SUPPLIED RECORDS —
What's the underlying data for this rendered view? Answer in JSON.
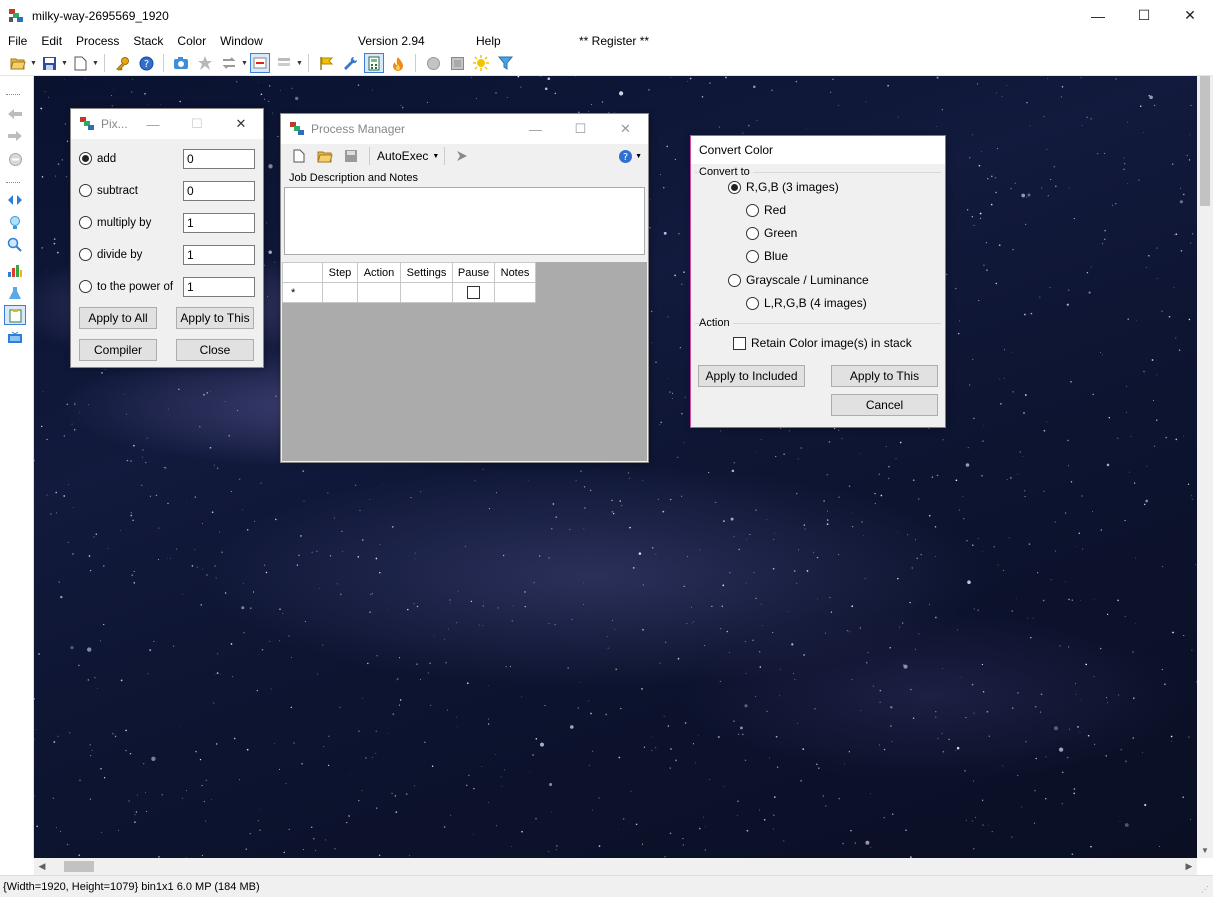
{
  "window": {
    "title": "milky-way-2695569_1920",
    "minimize": "—",
    "maximize": "☐",
    "close": "✕"
  },
  "menu": {
    "file": "File",
    "edit": "Edit",
    "process": "Process",
    "stack": "Stack",
    "color": "Color",
    "window": "Window",
    "version": "Version 2.94",
    "help": "Help",
    "register": "** Register **"
  },
  "pixel_math": {
    "title": "Pix...",
    "ops": [
      {
        "label": "add",
        "value": "0",
        "selected": true
      },
      {
        "label": "subtract",
        "value": "0",
        "selected": false
      },
      {
        "label": "multiply by",
        "value": "1",
        "selected": false
      },
      {
        "label": "divide by",
        "value": "1",
        "selected": false
      },
      {
        "label": "to the power of",
        "value": "1",
        "selected": false
      }
    ],
    "apply_all": "Apply to All",
    "apply_this": "Apply to This",
    "compiler": "Compiler",
    "close": "Close"
  },
  "process_manager": {
    "title": "Process Manager",
    "autoexec": "AutoExec",
    "notes_label": "Job Description and Notes",
    "columns": [
      "",
      "Step",
      "Action",
      "Settings",
      "Pause",
      "Notes"
    ],
    "new_row_marker": "*"
  },
  "convert_color": {
    "title": "Convert Color",
    "convert_to": "Convert to",
    "rgb3": "R,G,B (3 images)",
    "red": "Red",
    "green": "Green",
    "blue": "Blue",
    "gray": "Grayscale / Luminance",
    "lrgb": "L,R,G,B (4 images)",
    "action": "Action",
    "retain": "Retain Color image(s) in stack",
    "apply_included": "Apply to Included",
    "apply_this": "Apply to This",
    "cancel": "Cancel"
  },
  "status": {
    "text": "{Width=1920, Height=1079} bin1x1  6.0 MP (184 MB)"
  },
  "colors": {
    "accent": "#1e6fd9",
    "dialog_border_highlight": "#d24aa8"
  },
  "icons": {
    "toolbar": [
      "open-folder-icon",
      "save-icon",
      "new-document-icon",
      "key-icon",
      "help-icon",
      "camera-icon",
      "star-icon",
      "swap-icon",
      "minus-icon",
      "stack-icon",
      "flag-icon",
      "wrench-icon",
      "calculator-icon",
      "flame-icon",
      "circle-icon",
      "square-icon",
      "sun-icon",
      "filter-icon"
    ]
  }
}
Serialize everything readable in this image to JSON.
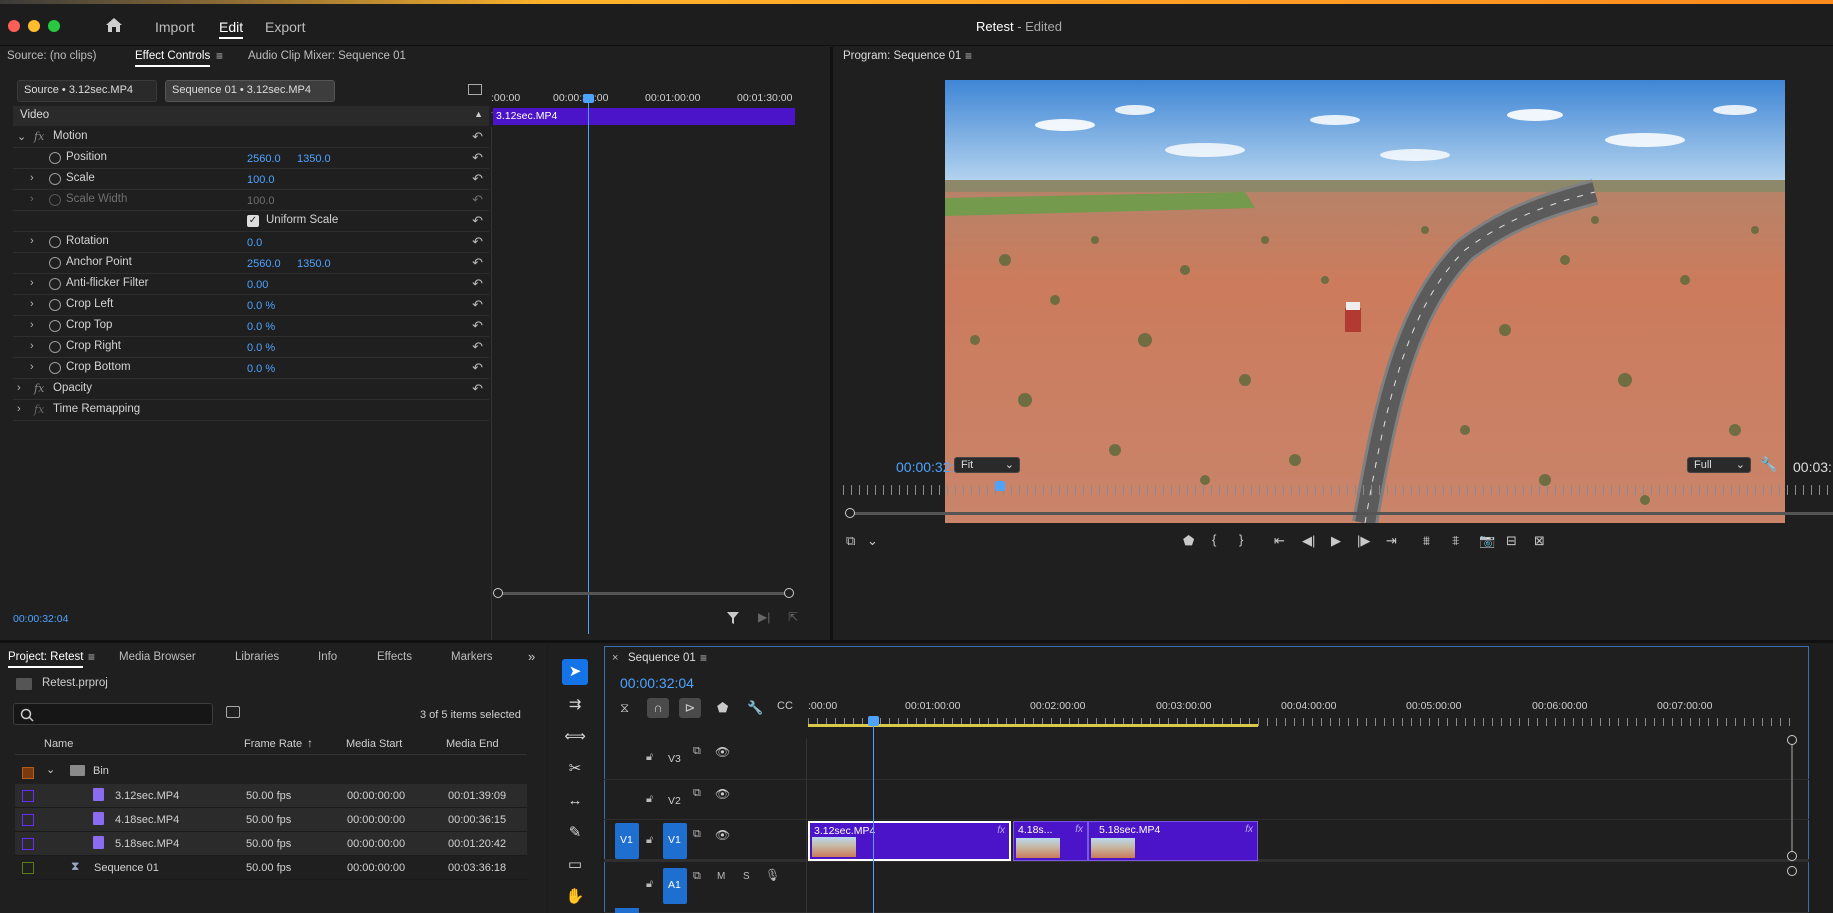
{
  "app": {
    "menu": [
      "Import",
      "Edit",
      "Export"
    ],
    "active_menu": "Edit",
    "project_title": "Retest",
    "title_suffix": " - Edited"
  },
  "source_panel": {
    "tabs": [
      "Source: (no clips)",
      "Effect Controls",
      "Audio Clip Mixer: Sequence 01"
    ],
    "active_tab": "Effect Controls",
    "subtabs": [
      "Source • 3.12sec.MP4",
      "Sequence 01 • 3.12sec.MP4"
    ],
    "section": "Video",
    "ruler_ticks": [
      ":00:00",
      "00:00:30:00",
      "00:01:00:00",
      "00:01:30:00"
    ],
    "clip_label": "3.12sec.MP4",
    "timecode": "00:00:32:04",
    "properties": [
      {
        "label": "Motion",
        "fx": true
      },
      {
        "label": "Position",
        "v1": "2560.0",
        "v2": "1350.0"
      },
      {
        "label": "Scale",
        "v1": "100.0"
      },
      {
        "label": "Scale Width",
        "v1": "100.0",
        "disabled": true
      },
      {
        "label": "Uniform Scale",
        "checkbox": true
      },
      {
        "label": "Rotation",
        "v1": "0.0"
      },
      {
        "label": "Anchor Point",
        "v1": "2560.0",
        "v2": "1350.0"
      },
      {
        "label": "Anti-flicker Filter",
        "v1": "0.00"
      },
      {
        "label": "Crop Left",
        "v1": "0.0 %"
      },
      {
        "label": "Crop Top",
        "v1": "0.0 %"
      },
      {
        "label": "Crop Right",
        "v1": "0.0 %"
      },
      {
        "label": "Crop Bottom",
        "v1": "0.0 %"
      },
      {
        "label": "Opacity",
        "fx": true
      },
      {
        "label": "Time Remapping",
        "fx": true
      }
    ]
  },
  "program": {
    "title": "Program: Sequence 01",
    "timecode": "00:00:32:04",
    "fit_label": "Fit",
    "full_label": "Full",
    "duration_partial": "00:03:"
  },
  "project": {
    "tabs": [
      "Project: Retest",
      "Media Browser",
      "Libraries",
      "Info",
      "Effects",
      "Markers"
    ],
    "file": "Retest.prproj",
    "search_placeholder": "",
    "selection": "3 of 5 items selected",
    "columns": [
      "Name",
      "Frame Rate",
      "Media Start",
      "Media End"
    ],
    "bin_label": "Bin",
    "items": [
      {
        "name": "3.12sec.MP4",
        "fps": "50.00 fps",
        "start": "00:00:00:00",
        "end": "00:01:39:09",
        "color": "#6a2cff"
      },
      {
        "name": "4.18sec.MP4",
        "fps": "50.00 fps",
        "start": "00:00:00:00",
        "end": "00:00:36:15",
        "color": "#6a2cff"
      },
      {
        "name": "5.18sec.MP4",
        "fps": "50.00 fps",
        "start": "00:00:00:00",
        "end": "00:01:20:42",
        "color": "#6a2cff"
      },
      {
        "name": "Sequence 01",
        "fps": "50.00 fps",
        "start": "00:00:00:00",
        "end": "00:03:36:18",
        "color": "#5a7a1a"
      }
    ]
  },
  "timeline": {
    "tab": "Sequence 01",
    "timecode": "00:00:32:04",
    "ruler": [
      ":00:00",
      "00:01:00:00",
      "00:02:00:00",
      "00:03:00:00",
      "00:04:00:00",
      "00:05:00:00",
      "00:06:00:00",
      "00:07:00:00"
    ],
    "tracks": [
      "V3",
      "V2",
      "V1",
      "A1"
    ],
    "source_patch_v": "V1",
    "source_patch_a": "A1",
    "audio_flags": [
      "M",
      "S"
    ],
    "clips": [
      {
        "label": "3.12sec.MP4"
      },
      {
        "label": "4.18s..."
      },
      {
        "label": "5.18sec.MP4"
      }
    ]
  },
  "colors": {
    "accent": "#4ea3ff",
    "clip": "#4c14c8",
    "panel": "#232323",
    "background": "#1d1d1d"
  }
}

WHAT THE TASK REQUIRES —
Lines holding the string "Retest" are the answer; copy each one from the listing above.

TASK SOLUTION —
    "project_title": "Retest",
      "Project: Retest",
    "file": "Retest.prproj",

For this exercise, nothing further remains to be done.